Imran Khan, 43, faces up to 20 years in prison, Dawn news reported.

US Attorney Deirdre Daly for the District of Connecticut on Sunday said that Khan, a resident of North Haven, Connecticut, waived his right to indictment and pleaded guilty on Saturday in a federal court to violating US export law.

Court documents and statements show that from 2012 to December 2016, Khan was engaged in a scheme to purchase goods that were controlled under the Export Administration Regulations (EAR) and exported them without a licence to Pakistan.

When asked by the US manufacturers about the end-user for a product, Khan either informed them that the product would remain in the US, or he completed an end-user certification indicating that the product would not be exported.

After the products were purchased, they were shipped by the manufacturer to Khan's North Haven residence or to a business owned by him, according to the court documents.

"The products were then shipped to Pakistan on behalf of either the Pakistan Atomic Energy Commission (PAEC), the Pakistan Space and Upper Atmosphere Research Commission (Suparco) or the National Institute of Lasers and Optronics (Nilop)," the US Justice Department said.

The three organisations are included in the US Department of Commerce Entity List, reports Dawn news.

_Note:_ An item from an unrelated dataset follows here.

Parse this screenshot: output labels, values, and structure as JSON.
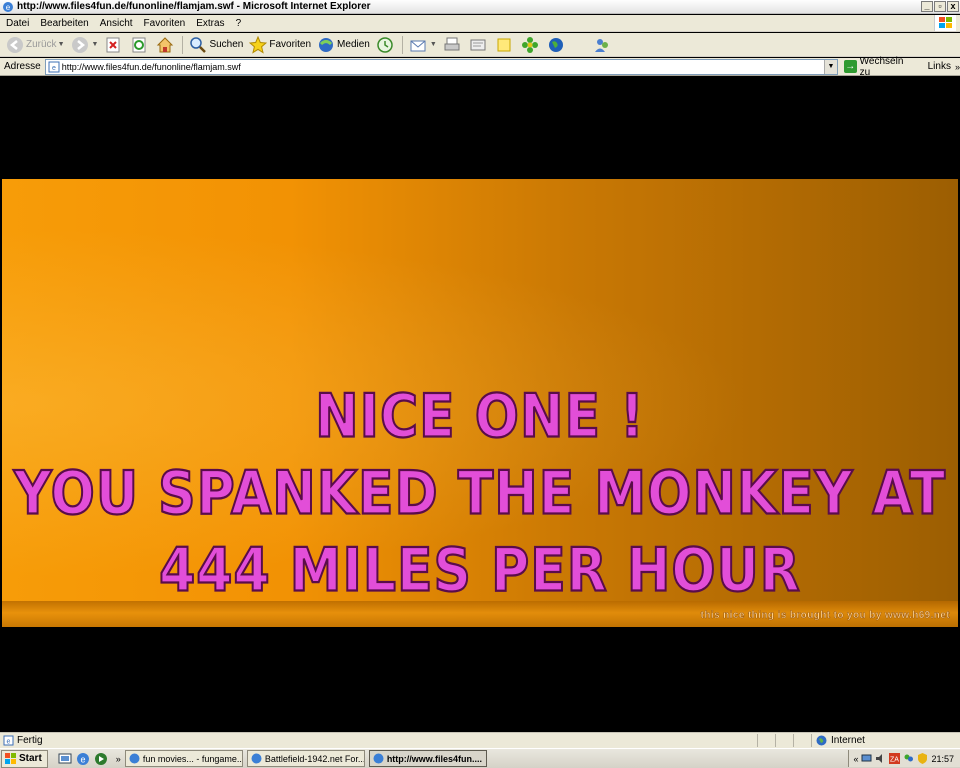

The Justice Department said that Khan never obtained a licence to export any item to the designated entity even though he knew that a licence was required prior to export.

Khan is scheduled to be sentenced by US District Judge Vanessa Bryant in August.